Yesterday in the Daily Telegraph, Mehreen Khan reported the Dutch bank ING’s claim that Britain leaving the European Union would ‘wipe off’ up to 0.3 per cent of GDP from the euro’s 19 economies in less than two years.
0.3 per cent! Three parts in a thousand! It is difficult to express the horror that that such a prospect evokes. Perhaps.
Governments do not create growth in GDP, still less does the EU. Economic growth results from free agents — corporations and individuals — contracting agreements to purchase and supply with each other. The best that governments can do is facilitate a level playing field for free exchange, and minimize economic distortions — through tax for example.
According to the Centre for Economics and Business Research, Britain will become the world’s fourth largest economy — ahead of Germany and Japan — in the next twenty years.
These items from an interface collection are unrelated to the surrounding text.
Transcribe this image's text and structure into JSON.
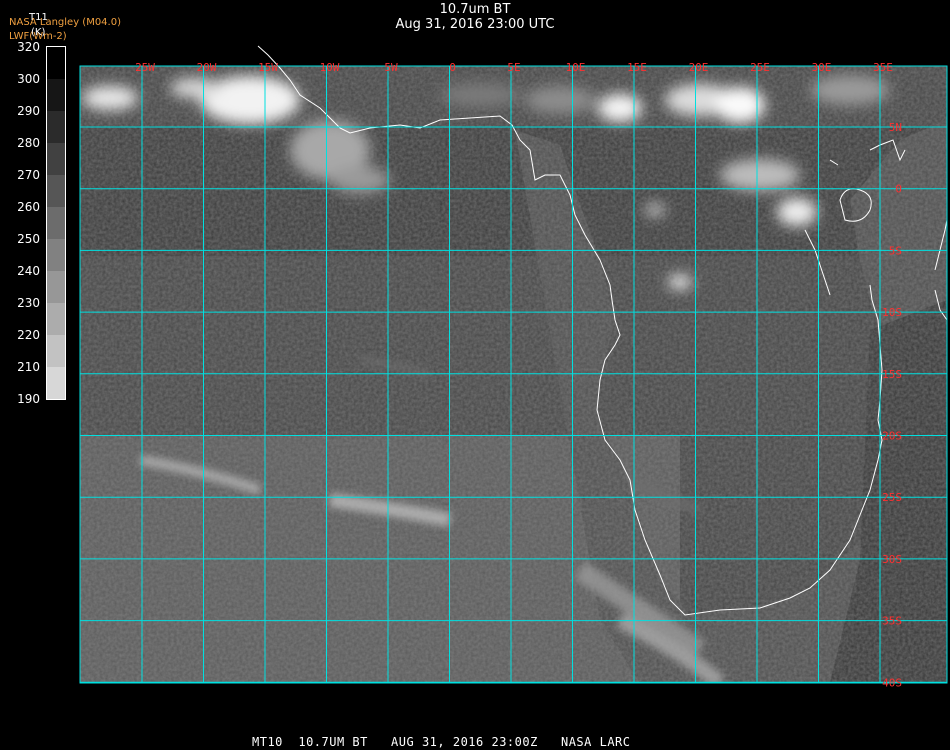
{
  "header": {
    "title": "10.7um BT",
    "subtitle": "Aug 31, 2016 23:00 UTC"
  },
  "credit": {
    "line1": "NASA Langley (M04.0)",
    "line2": "LWF(Wm-2)"
  },
  "colorbar": {
    "label1": "T11",
    "label2": "(K)",
    "ticks": [
      "320",
      "300",
      "290",
      "280",
      "270",
      "260",
      "250",
      "240",
      "230",
      "220",
      "210",
      "190"
    ]
  },
  "map": {
    "lon_labels": [
      "25W",
      "20W",
      "15W",
      "10W",
      "5W",
      "0",
      "5E",
      "10E",
      "15E",
      "20E",
      "25E",
      "30E",
      "35E"
    ],
    "lat_labels": [
      "5N",
      "0",
      "5S",
      "10S",
      "15S",
      "20S",
      "25S",
      "30S",
      "35S",
      "40S"
    ],
    "grid_color": "#00e0e0",
    "label_color": "#ff3030",
    "coast_color": "#ffffff"
  },
  "footer": {
    "text": "MT10  10.7UM BT   AUG 31, 2016 23:00Z   NASA LARC"
  }
}
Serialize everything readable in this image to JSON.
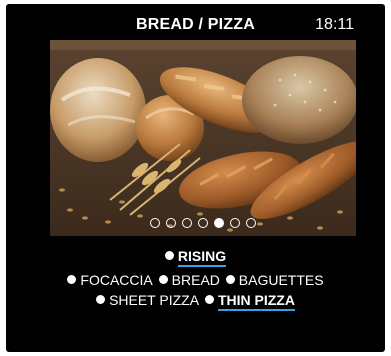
{
  "header": {
    "title": "BREAD / PIZZA",
    "time": "18:11"
  },
  "carousel": {
    "image": "bread-loaves-and-wheat-photo",
    "total_pages": 7,
    "active_page": 5
  },
  "programs": {
    "rising": "RISING",
    "focaccia": "FOCACCIA",
    "bread": "BREAD",
    "baguettes": "BAGUETTES",
    "sheet_pizza": "SHEET PIZZA",
    "thin_pizza": "THIN PIZZA"
  },
  "colors": {
    "selection_underline": "#3aa0e8",
    "background": "#000000",
    "text": "#ffffff"
  }
}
According to IMF estimates, UK GDP will increase from $2.7 trillion in 2015 to $6.0 trillion in 2035. Our children and grandchildren will be — more or less — twice as wealthy as we are in twenty years’ time.
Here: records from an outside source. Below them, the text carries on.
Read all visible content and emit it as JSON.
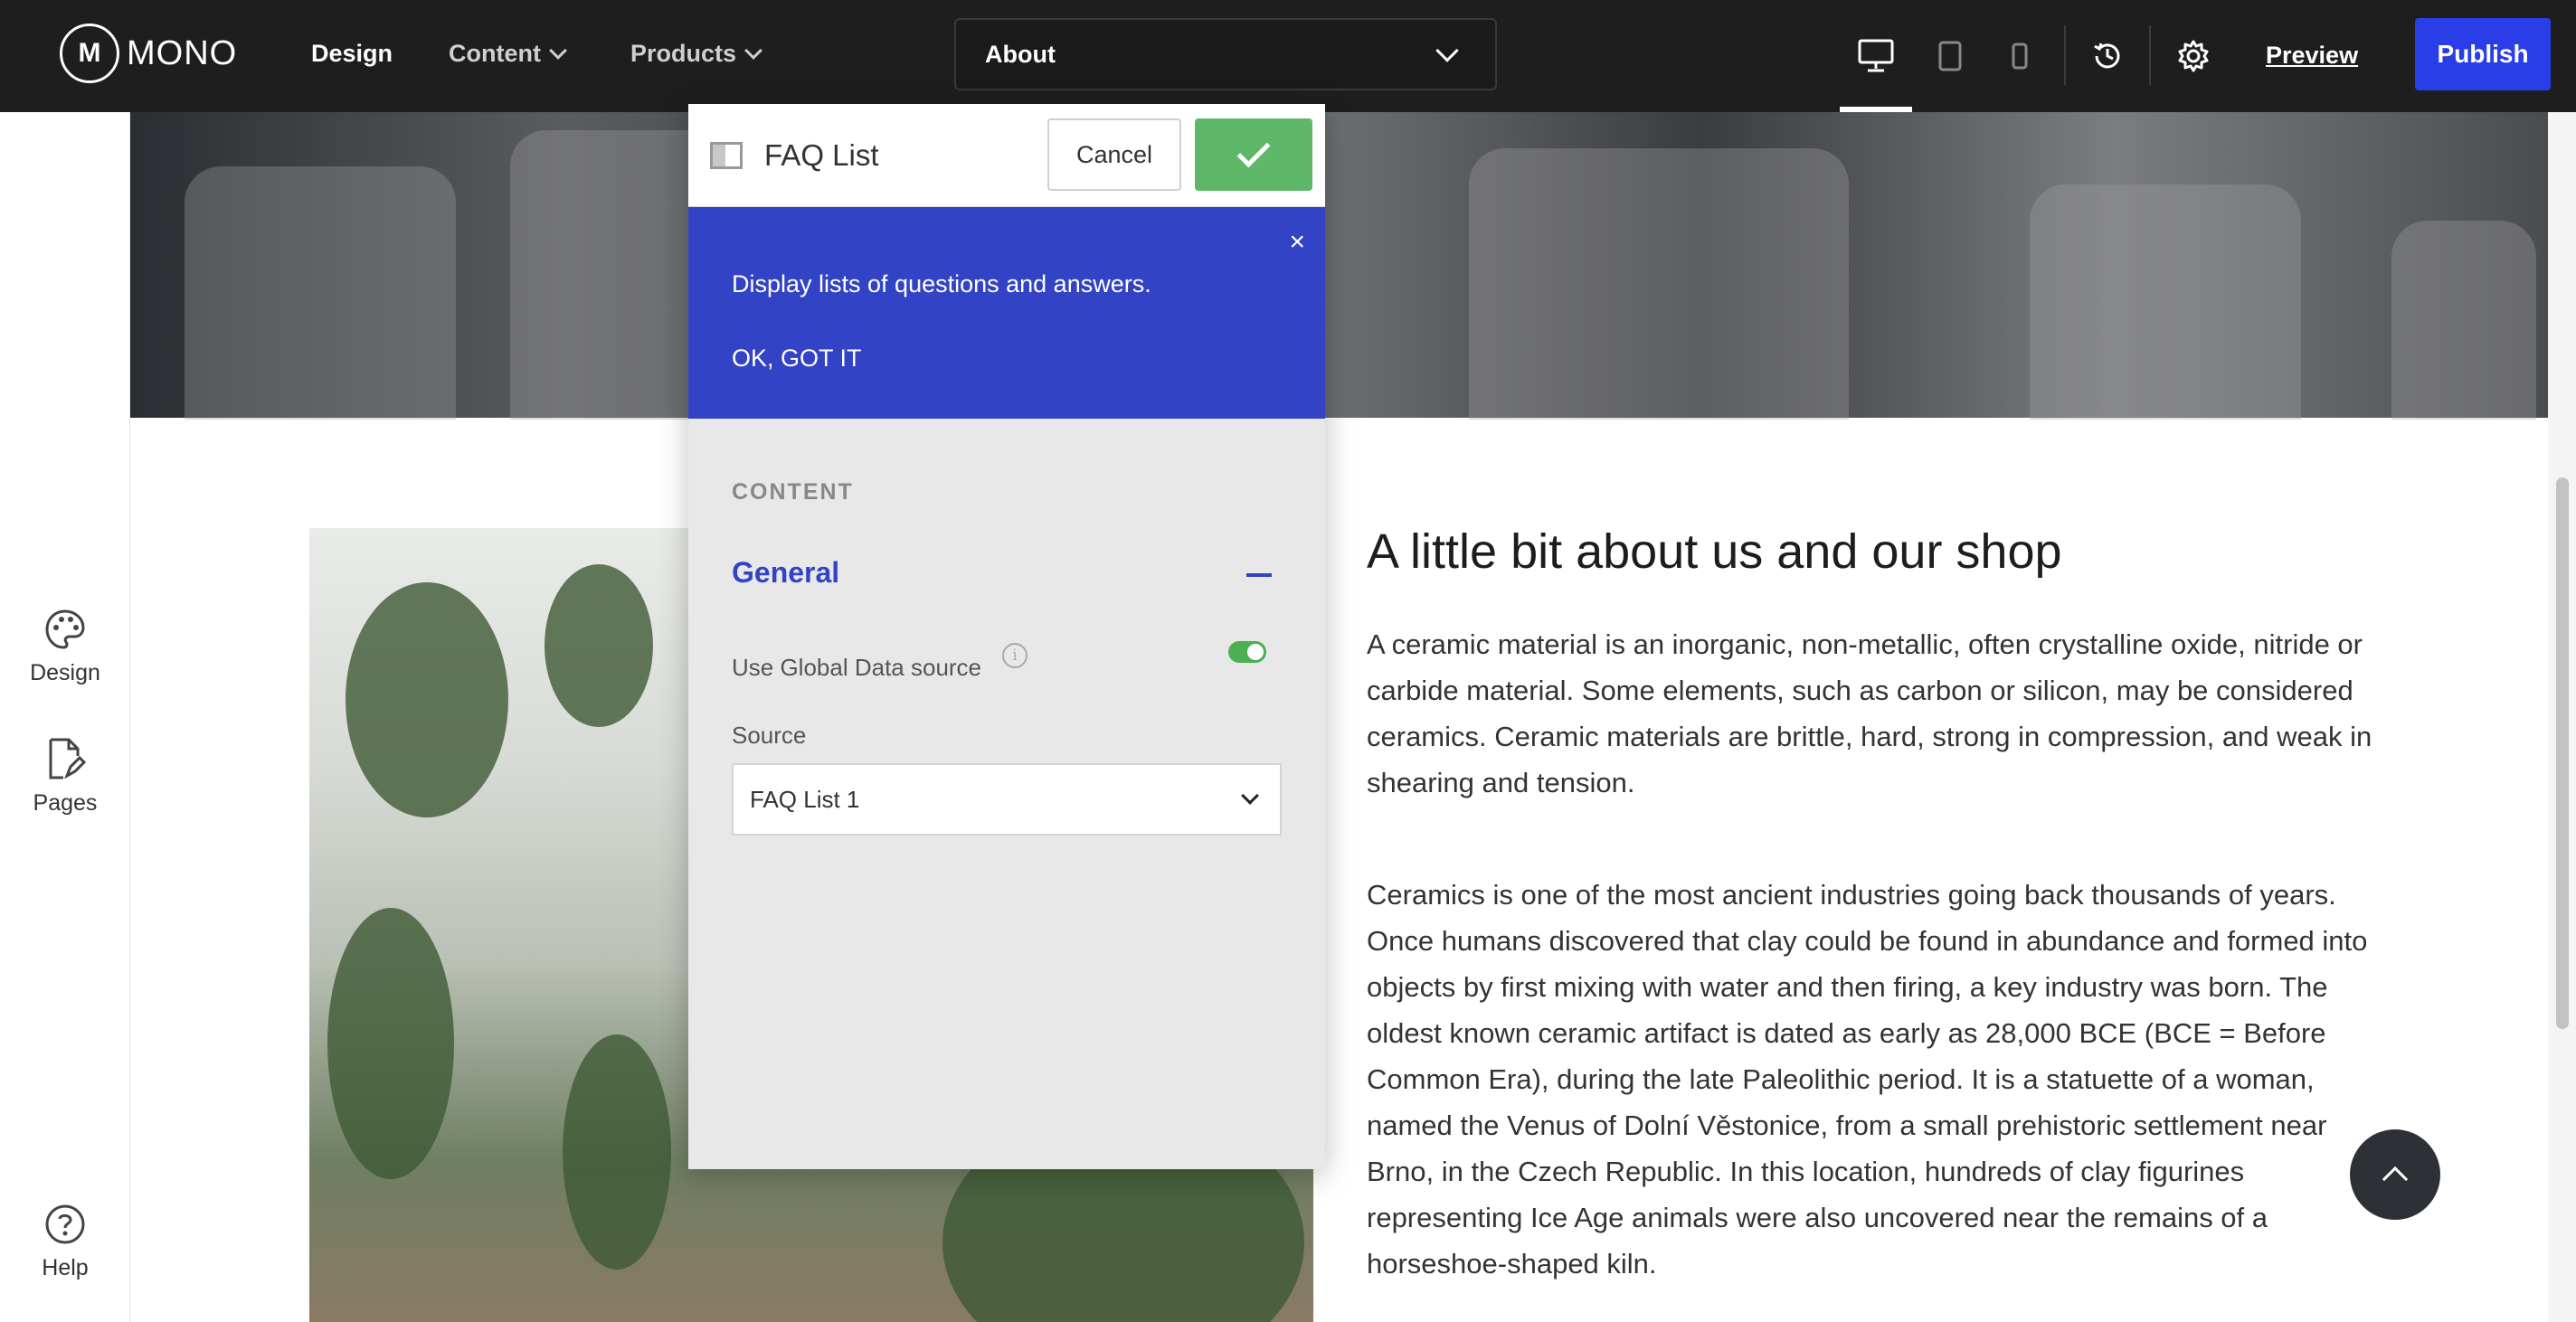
{
  "app": {
    "logo_text": "MONO",
    "logo_mark": "M"
  },
  "nav": {
    "design": "Design",
    "content": "Content",
    "products": "Products"
  },
  "page_selector": {
    "value": "About"
  },
  "toolbar": {
    "preview_label": "Preview",
    "publish_label": "Publish",
    "devices": [
      "desktop-icon",
      "tablet-icon",
      "mobile-icon"
    ],
    "active_device": "desktop"
  },
  "rail": {
    "design": "Design",
    "pages": "Pages",
    "help": "Help"
  },
  "panel": {
    "title": "FAQ List",
    "cancel_label": "Cancel",
    "tip": {
      "text": "Display lists of questions and answers.",
      "ok_label": "OK, GOT IT",
      "close_glyph": "×"
    },
    "section_label": "CONTENT",
    "group_title": "General",
    "toggle_label": "Use Global Data source",
    "toggle_on": true,
    "info_glyph": "i",
    "source_label": "Source",
    "source_value": "FAQ List 1"
  },
  "page": {
    "about_title": "A little bit about us and our shop",
    "paragraph_1": "A ceramic material is an inorganic, non-metallic, often crystalline oxide, nitride or carbide material. Some elements, such as carbon or silicon, may be considered ceramics. Ceramic materials are brittle, hard, strong in compression, and weak in shearing and tension.",
    "paragraph_2": "Ceramics is one of the most ancient industries going back thousands of years. Once humans discovered that clay could be found in abundance and formed into objects by first mixing with water and then firing, a key industry was born. The oldest known ceramic artifact is dated as early as 28,000 BCE (BCE = Before Common Era), during the late Paleolithic period. It is a statuette of a woman, named the Venus of Dolní Věstonice, from a small prehistoric settlement near Brno, in the Czech Republic. In this location, hundreds of clay figurines representing Ice Age animals were also uncovered near the remains of a horseshoe-shaped kiln."
  },
  "colors": {
    "accent": "#3343c5",
    "publish": "#2a3ee8",
    "confirm": "#5fb86a",
    "topbar": "#1e1e1e"
  }
}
0.3 per cent off GDP in the eurozone is rather beside the point.